_Work item_
Find every line in the data that contains the word "objmeta". Return each of those lines.

_Data for review_
▽

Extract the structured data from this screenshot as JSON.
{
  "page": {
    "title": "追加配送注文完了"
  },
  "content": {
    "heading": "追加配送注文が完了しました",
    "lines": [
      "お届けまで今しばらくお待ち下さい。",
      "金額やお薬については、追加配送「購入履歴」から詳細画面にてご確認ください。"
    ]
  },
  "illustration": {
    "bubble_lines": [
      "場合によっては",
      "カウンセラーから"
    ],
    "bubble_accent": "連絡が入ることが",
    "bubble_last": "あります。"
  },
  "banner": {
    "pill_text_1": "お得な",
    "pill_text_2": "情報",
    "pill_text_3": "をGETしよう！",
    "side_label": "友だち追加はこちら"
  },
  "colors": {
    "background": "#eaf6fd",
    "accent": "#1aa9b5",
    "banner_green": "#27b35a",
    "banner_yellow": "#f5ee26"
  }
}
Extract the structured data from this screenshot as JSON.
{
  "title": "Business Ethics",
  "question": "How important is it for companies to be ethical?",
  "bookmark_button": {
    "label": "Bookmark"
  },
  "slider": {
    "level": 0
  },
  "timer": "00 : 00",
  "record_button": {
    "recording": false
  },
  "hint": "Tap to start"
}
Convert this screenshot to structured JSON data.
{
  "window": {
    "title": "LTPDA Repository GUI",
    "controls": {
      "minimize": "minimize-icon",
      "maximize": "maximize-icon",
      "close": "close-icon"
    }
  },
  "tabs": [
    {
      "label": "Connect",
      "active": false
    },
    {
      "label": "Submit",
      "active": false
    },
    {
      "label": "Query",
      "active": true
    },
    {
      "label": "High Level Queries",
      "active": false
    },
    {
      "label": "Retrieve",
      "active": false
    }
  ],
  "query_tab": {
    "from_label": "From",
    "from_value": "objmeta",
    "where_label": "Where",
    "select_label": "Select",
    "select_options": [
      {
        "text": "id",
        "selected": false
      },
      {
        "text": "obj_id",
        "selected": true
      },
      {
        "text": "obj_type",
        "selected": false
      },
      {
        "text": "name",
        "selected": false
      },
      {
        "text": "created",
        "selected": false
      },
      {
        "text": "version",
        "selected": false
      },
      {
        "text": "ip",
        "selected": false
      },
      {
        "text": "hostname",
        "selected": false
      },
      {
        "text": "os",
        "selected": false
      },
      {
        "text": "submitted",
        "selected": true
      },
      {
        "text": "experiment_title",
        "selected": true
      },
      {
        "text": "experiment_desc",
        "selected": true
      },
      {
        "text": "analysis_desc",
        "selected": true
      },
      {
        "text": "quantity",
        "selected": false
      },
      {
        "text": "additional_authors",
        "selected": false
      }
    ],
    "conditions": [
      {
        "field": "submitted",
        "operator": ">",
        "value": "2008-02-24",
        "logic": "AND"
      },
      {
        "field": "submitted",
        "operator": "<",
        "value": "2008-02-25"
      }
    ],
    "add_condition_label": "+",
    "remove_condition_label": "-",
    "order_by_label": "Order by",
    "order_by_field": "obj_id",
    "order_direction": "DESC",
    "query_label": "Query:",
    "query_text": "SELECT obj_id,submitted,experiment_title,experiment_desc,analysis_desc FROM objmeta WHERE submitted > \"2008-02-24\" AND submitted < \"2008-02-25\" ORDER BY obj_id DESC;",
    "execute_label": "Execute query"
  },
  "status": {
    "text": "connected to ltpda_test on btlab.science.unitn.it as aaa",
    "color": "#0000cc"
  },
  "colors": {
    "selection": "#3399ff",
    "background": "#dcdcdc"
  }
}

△

_Solution to this task_
    "from_value": "objmeta",
    "query_text": "SELECT obj_id,submitted,experiment_title,experiment_desc,analysis_desc FROM objmeta WHERE submitted > \"2008-02-24\" AND submitted < \"2008-02-25\" ORDER BY obj_id DESC;",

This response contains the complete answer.